All-day kindergarten, housing surge drive growth in number of students; facilities plan could cost $100 million.
The school board expects to complete by mid-October details of the facilities plan as well as a 2014 voter referendum to help pay for the upgrades.
An enrollment and demographic study conducted by former State Demographer Hazel Reinhardt predicted that Wayzata High School could see growth of up to 900 additional students over the next 10 years. Last year, 3,215 students were enrolled there, placing it among the largest high schools in Minnesota.
Reinhardt’s study was part of a three-year comprehensive facilities study commissioned by Wayzata schools. The study revealed a substantial need for more space at the elementary, middle and high school level within the district, as well as infrastructure upgrades to repair or replace things like roofs, parking lots, lighting systems and floor coverings.
The accelerated development of single-family homes in the district (see related story about the growth boom in Plymouth) and the Legislature’s decision to fund all-day kindergarten for all students starting in 2014 have been cited as the two major factors driving the projected influx of new students.
“The incredible growth in family-oriented housing developments and the opportunity to offer state-funded all-day K to all families is a one-two punch to our building capacity,” school board Chairwoman Sue Droegemueller said in a statement released by Wayzata Schools. “We are delighted to welcome new resident families to our schools, and we need to ensure we have spaces for them when they arrive.”
The school district already began wheeling and dealing over the summer. On June 26, the district closed a deal that sold a 19-acre piece of property to GWS Land Development for $2.9 million. The plot of land, located at 16440 County Road 47, was originally slated to be the site of a new elementary school. Instead, Wayzata Schools opted to expand or remodel three of its elementary schools. Shortly after the deal closed, Plymouth approved a proposal to develop the land into a 51-home addition to the Steeple Hill development.
“The land was less than ideal for any purposes that we would’ve used it for,” said Jim Westrum, executive director of finance and business for Wayzata Schools. “It was a good investment for the district ... but there were some wetlands and other items that made that land less functional for a school district.”
District buys golf course land
In a separate but related deal, Wayzata Schools bought a 37-acre chunk of Elm Creek Golf Course that sits adjacent to Wayzata High School. The $7.4 million purchase closed on July 24, and includes the portion of the golf course that lies below Elm Creek.
GWS originally was under contract to purchase all of Elm Creek Golf Course, but agreed to part with the southern section after Wayzata Schools offered to sell its land on County Road 47.
The school district has not decided yet what it will do the land, but one proposal being discussed involves shifting athletic fields and parking lots to make room for an addition to the high school, according to Westrum.
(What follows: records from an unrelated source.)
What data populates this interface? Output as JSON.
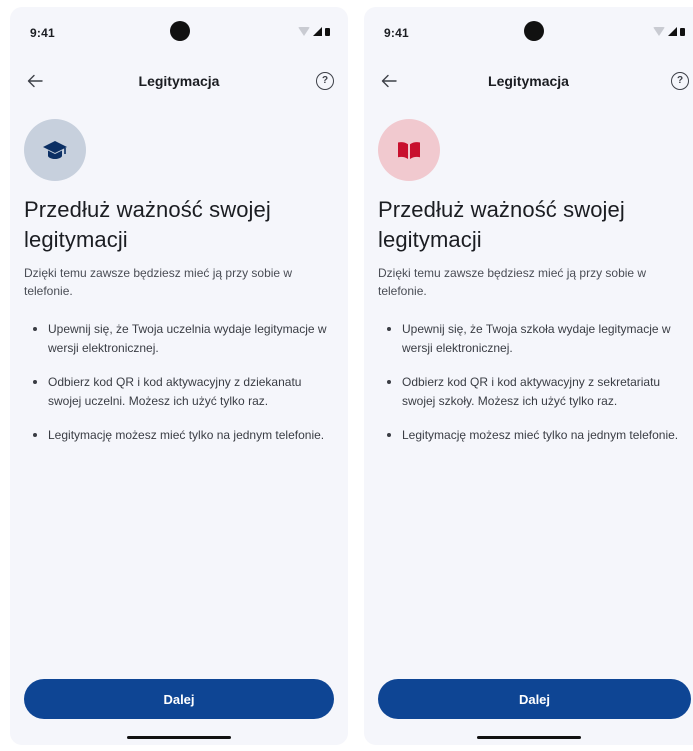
{
  "screens": [
    {
      "status": {
        "time": "9:41"
      },
      "app_bar": {
        "title": "Legitymacja",
        "help_symbol": "?"
      },
      "badge": {
        "icon": "graduation-cap-icon",
        "bg_color": "#c7d0dd",
        "icon_color": "#0b2f64"
      },
      "headline": "Przedłuż ważność swojej legitymacji",
      "lead": "Dzięki temu zawsze będziesz mieć ją przy sobie w telefonie.",
      "bullets": [
        "Upewnij się, że Twoja uczelnia wydaje legitymacje w wersji elektronicznej.",
        "Odbierz kod QR i kod aktywacyjny z dziekanatu swojej uczelni. Możesz ich użyć tylko raz.",
        "Legitymację możesz mieć tylko na jednym telefonie."
      ],
      "primary_button": "Dalej"
    },
    {
      "status": {
        "time": "9:41"
      },
      "app_bar": {
        "title": "Legitymacja",
        "help_symbol": "?"
      },
      "badge": {
        "icon": "open-book-icon",
        "bg_color": "#f1c9cf",
        "icon_color": "#c8102e"
      },
      "headline": "Przedłuż ważność swojej legitymacji",
      "lead": "Dzięki temu zawsze będziesz mieć ją przy sobie w telefonie.",
      "bullets": [
        "Upewnij się, że Twoja szkoła wydaje legitymacje w wersji elektronicznej.",
        "Odbierz kod QR i kod aktywacyjny z sekretariatu swojej szkoły. Możesz ich użyć tylko raz.",
        "Legitymację możesz mieć tylko na jednym telefonie."
      ],
      "primary_button": "Dalej"
    }
  ],
  "colors": {
    "accent": "#0e4594",
    "surface": "#f5f6fb"
  }
}
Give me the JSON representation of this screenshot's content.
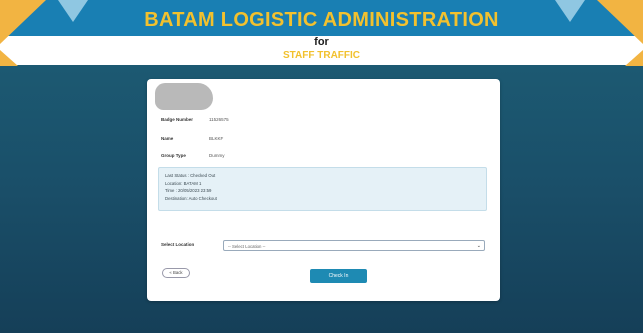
{
  "header": {
    "title": "BATAM LOGISTIC ADMINISTRATION",
    "for_text": "for",
    "subtitle": "STAFF TRAFFIC"
  },
  "profile": {
    "fields": [
      {
        "label": "Badge Number",
        "value": "11526575"
      },
      {
        "label": "Name",
        "value": "BLKKF"
      },
      {
        "label": "Group Type",
        "value": "Dummy"
      }
    ]
  },
  "status": {
    "lines": [
      "Last Status : Checked Out",
      "Location: BATAM 1",
      "Time : 20/05/2023 23:59",
      "Destination: Auto Checkout"
    ]
  },
  "form": {
    "select_label": "Select Location",
    "select_value": "-- Select Location --",
    "back_label": "« Back",
    "checkin_label": "Check In"
  },
  "colors": {
    "header_blue": "#197fb3",
    "title_yellow": "#f2c12e",
    "background_teal": "#1d5f77",
    "button_blue": "#1e8ab3"
  }
}
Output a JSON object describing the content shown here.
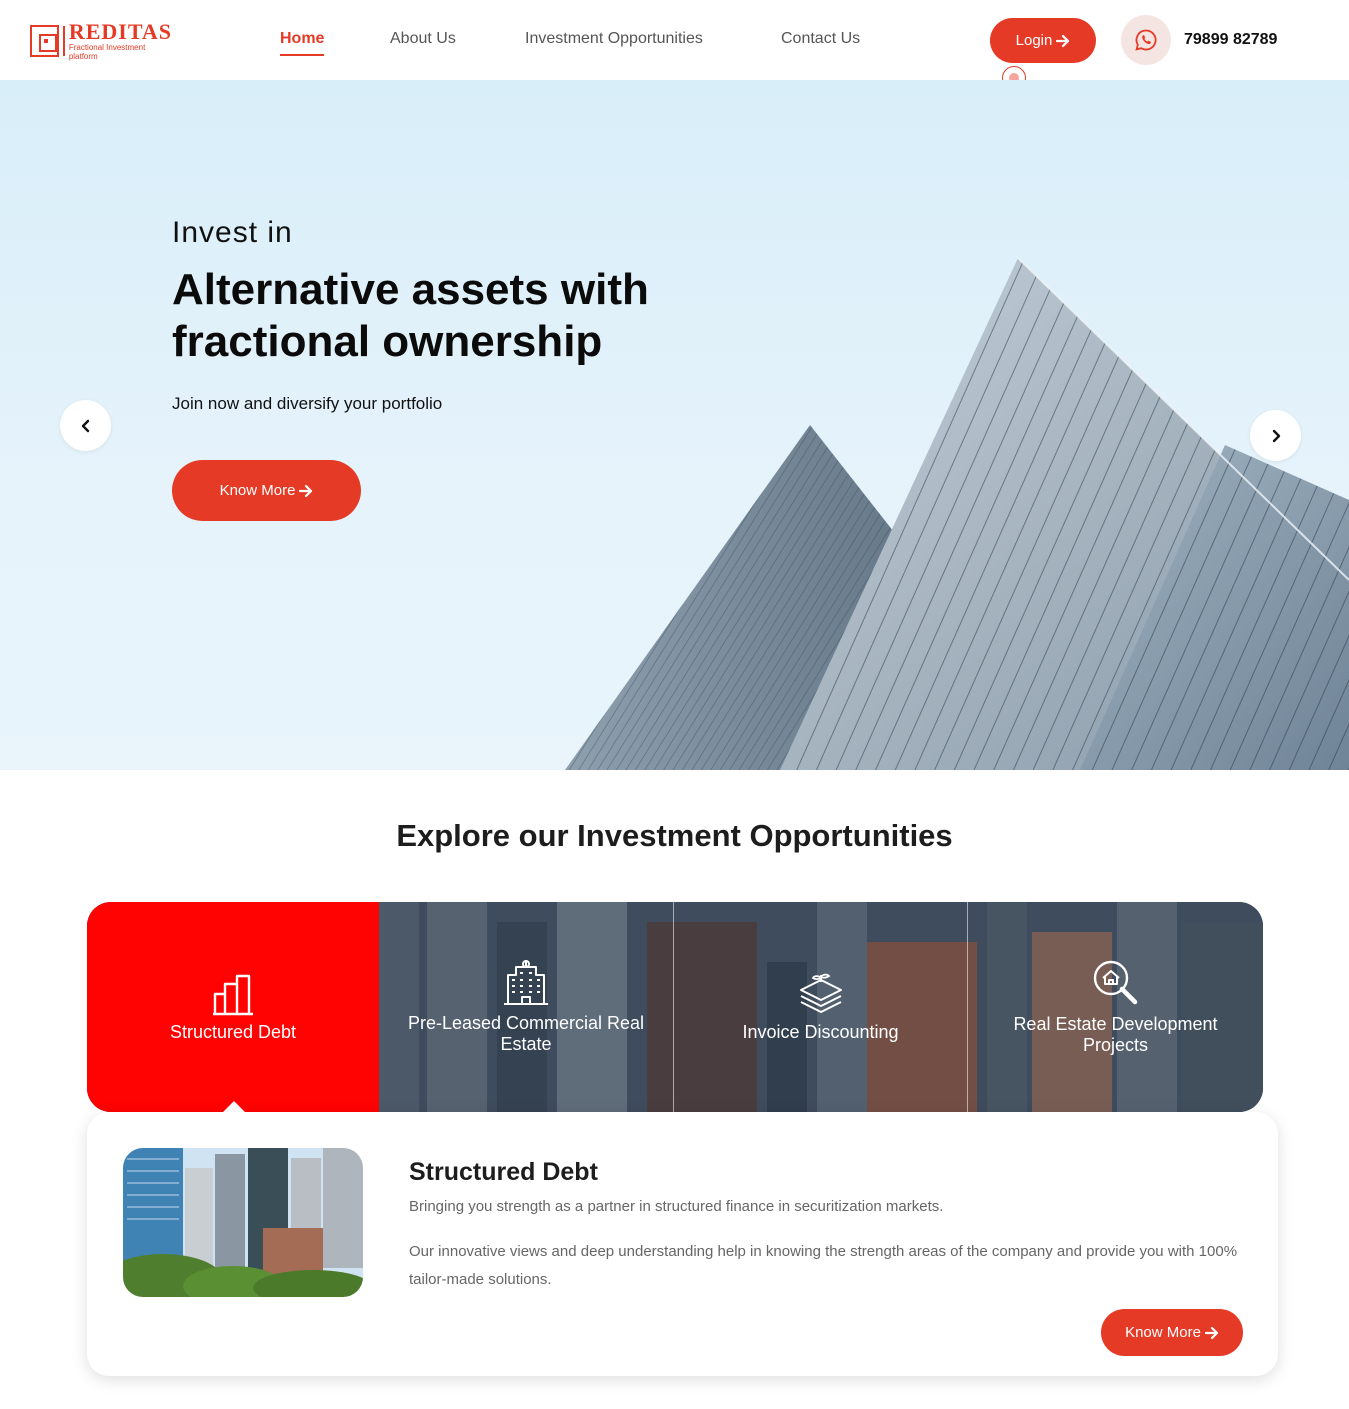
{
  "header": {
    "logo": {
      "name": "REDITAS",
      "tagline": "Fractional Investment platform"
    },
    "nav": [
      {
        "label": "Home",
        "active": true
      },
      {
        "label": "About Us",
        "active": false
      },
      {
        "label": "Investment Opportunities",
        "active": false
      },
      {
        "label": "Contact Us",
        "active": false
      }
    ],
    "login_label": "Login",
    "login_icon": "arrow-right-icon",
    "whatsapp_icon": "whatsapp-icon",
    "phone": "79899 82789"
  },
  "hero": {
    "eyebrow": "Invest in",
    "title": "Alternative assets with fractional ownership",
    "subtitle": "Join now and diversify your portfolio",
    "cta_label": "Know More",
    "cta_icon": "arrow-right-icon",
    "prev_icon": "chevron-left-icon",
    "next_icon": "chevron-right-icon"
  },
  "explore": {
    "title": "Explore our Investment Opportunities",
    "tabs": [
      {
        "label": "Structured Debt",
        "icon": "building-chart-icon",
        "active": true
      },
      {
        "label": "Pre-Leased Commercial Real Estate",
        "icon": "office-building-icon",
        "active": false
      },
      {
        "label": "Invoice Discounting",
        "icon": "invoice-stack-icon",
        "active": false
      },
      {
        "label": "Real Estate Development Projects",
        "icon": "house-search-icon",
        "active": false
      }
    ],
    "detail": {
      "title": "Structured Debt",
      "paragraph1": "Bringing you strength as a partner in structured finance in securitization markets.",
      "paragraph2": "Our innovative views and deep understanding help in knowing the strength areas of the company and provide you with 100% tailor-made solutions.",
      "cta_label": "Know More"
    }
  },
  "colors": {
    "brand": "#e53a26",
    "active_tab": "#ff0202",
    "hero_sky": "#d8eef9"
  }
}
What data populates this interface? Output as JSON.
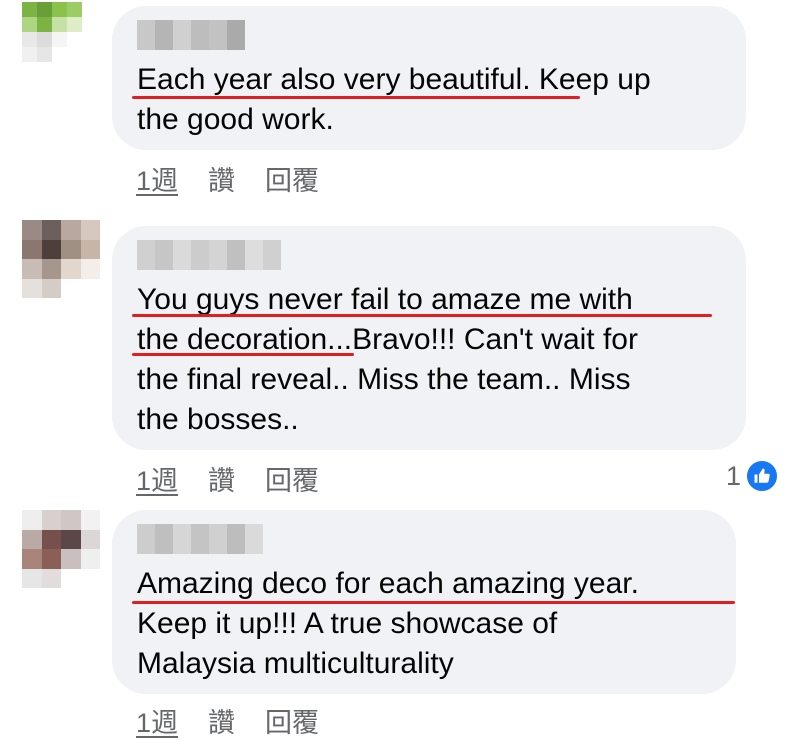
{
  "comments": [
    {
      "text": "Each year also very beautiful. Keep up\nthe good work.",
      "time": "1週",
      "like_label": "讚",
      "reply_label": "回覆"
    },
    {
      "text": "You guys never fail to amaze me with\nthe decoration...Bravo!!! Can't wait for\nthe final reveal.. Miss the team.. Miss\nthe bosses..",
      "time": "1週",
      "like_label": "讚",
      "reply_label": "回覆",
      "reaction_count": "1",
      "reaction_icon": "thumbs-up-icon"
    },
    {
      "text": "Amazing deco for each amazing year.\nKeep it up!!! A true showcase of\nMalaysia multiculturality",
      "time": "1週",
      "like_label": "讚",
      "reply_label": "回覆"
    }
  ],
  "colors": {
    "bubble": "#f0f2f5",
    "highlight": "#e02020",
    "meta_text": "#65676b",
    "like_blue": "#1877f2"
  }
}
There will be a preliminary presentation on the facilities/referendum plan at the school board meeting on Aug. 12. The board then will discuss the presentation on Aug. 26, review a revised proposal on Sept. 9, and is expected to finalize its decisions on Oct. 14.
Ben Johnson • 612-673-4499